Dengue Outbreak Triggers Demand for Platelets in City
Hyderabad: The city is grappling with a surge in dengue cases, which has led to a steep rise in hospital admissions and an unprecedented demand for platelets. Local health authorities are worried at the alarming trend while people are coming together to address the urgent need for blood donations, particularly single donor platelets.
Senior physician in a prominent blood bank Dr Manohar K. said, “Hospitals are facing a tremendous strain following the heavy admissions of dengue cases and several patients requiring blood transfusions to combat the effects of the virus. Many patients are in critical condition and are in an urgent need of platelets. We urge healthy individuals to rise to the occasion and volunteer to donate blood before things turn worse," he told Deccan Chronicle.
The demand for blood donors has surged so dramatically that organisations like the Hyderabad Blood Donors Association, Chiranjeevi Blood Bank and Red Cross Society have seen a substantial increase in calls.
“Previously, we used to receive a maximum of six calls for blood donations each day. Now, we are receiving more than 10 calls a day, each an SOS. We have been able to cater to the demand," said a representative at Chiranjeevi Blood Bank, while director of the Red Cross Society Pitchi Reddy said that there has been a notable rise in requests for platelets, especially single donor platelets, as “prescribed by several corporate hospitals these days”.

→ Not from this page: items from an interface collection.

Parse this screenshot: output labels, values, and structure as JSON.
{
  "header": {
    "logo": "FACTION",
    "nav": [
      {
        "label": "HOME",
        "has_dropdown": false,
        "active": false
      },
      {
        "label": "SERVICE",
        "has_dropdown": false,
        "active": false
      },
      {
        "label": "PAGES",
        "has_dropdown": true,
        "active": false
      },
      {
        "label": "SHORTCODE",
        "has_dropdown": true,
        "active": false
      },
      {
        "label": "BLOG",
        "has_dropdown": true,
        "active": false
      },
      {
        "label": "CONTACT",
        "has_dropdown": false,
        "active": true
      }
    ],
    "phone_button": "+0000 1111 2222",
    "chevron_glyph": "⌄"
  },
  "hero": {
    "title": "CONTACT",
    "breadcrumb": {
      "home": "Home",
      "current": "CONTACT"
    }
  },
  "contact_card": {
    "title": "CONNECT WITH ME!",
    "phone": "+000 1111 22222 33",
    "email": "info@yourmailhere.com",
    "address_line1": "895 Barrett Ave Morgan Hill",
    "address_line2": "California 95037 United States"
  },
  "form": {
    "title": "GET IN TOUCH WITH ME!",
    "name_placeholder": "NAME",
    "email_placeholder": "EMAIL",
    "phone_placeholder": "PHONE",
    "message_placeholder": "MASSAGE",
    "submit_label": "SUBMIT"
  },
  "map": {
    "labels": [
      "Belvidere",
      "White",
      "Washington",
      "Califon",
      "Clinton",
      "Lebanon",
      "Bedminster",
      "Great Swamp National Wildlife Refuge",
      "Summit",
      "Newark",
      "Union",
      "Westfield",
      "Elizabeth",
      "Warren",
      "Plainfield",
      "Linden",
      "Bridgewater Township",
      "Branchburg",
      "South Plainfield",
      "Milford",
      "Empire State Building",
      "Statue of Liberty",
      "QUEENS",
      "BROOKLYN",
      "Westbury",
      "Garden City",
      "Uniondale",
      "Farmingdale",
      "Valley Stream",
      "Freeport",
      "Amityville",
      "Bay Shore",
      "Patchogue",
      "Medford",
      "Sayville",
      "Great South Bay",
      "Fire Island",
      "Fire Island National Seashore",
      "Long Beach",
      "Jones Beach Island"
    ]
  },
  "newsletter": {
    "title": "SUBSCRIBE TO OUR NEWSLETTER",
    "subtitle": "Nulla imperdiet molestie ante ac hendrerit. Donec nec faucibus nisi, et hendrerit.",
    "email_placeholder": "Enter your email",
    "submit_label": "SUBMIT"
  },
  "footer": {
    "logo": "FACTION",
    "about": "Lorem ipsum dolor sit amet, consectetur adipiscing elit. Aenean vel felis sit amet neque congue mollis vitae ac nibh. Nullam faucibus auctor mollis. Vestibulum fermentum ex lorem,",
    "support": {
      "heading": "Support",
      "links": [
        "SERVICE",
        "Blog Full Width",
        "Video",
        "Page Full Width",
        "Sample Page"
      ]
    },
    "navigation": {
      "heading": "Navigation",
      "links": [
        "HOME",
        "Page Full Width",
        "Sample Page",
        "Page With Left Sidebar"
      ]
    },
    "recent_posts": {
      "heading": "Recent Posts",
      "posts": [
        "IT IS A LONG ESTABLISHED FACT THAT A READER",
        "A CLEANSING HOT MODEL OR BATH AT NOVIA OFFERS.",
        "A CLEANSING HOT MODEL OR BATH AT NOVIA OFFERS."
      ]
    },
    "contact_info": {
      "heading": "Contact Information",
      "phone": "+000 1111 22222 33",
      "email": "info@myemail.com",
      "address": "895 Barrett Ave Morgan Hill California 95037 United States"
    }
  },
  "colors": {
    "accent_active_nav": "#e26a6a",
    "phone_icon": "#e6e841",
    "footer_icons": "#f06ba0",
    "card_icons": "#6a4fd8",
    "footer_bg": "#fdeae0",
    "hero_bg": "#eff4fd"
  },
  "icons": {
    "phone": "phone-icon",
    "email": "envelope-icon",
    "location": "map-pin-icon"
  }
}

Local blood banks and donation centres are working tirelessly to address a “potential” shortfall. Social media platforms have become hubs for individuals desperately looking for blood donors and sharing information about available donation centres. Tweets and social media requests have grown as the city residents rally to find donors and raise awareness about the situation and availability.
Volunteer of a blood donation community group Sneha Sharma said, “Dengue patients need specialised care and single donor platelets are vital for their treatment. It's heartening to see the community come together to donate specifically for this cause."
Dentist Dr Aravind Ranga said, “I posted a request on Twitter for a blood donor for my cousin, who is down with dengue. Within hours, we received two offers over social media, much quicker than the blood bank we reached out to."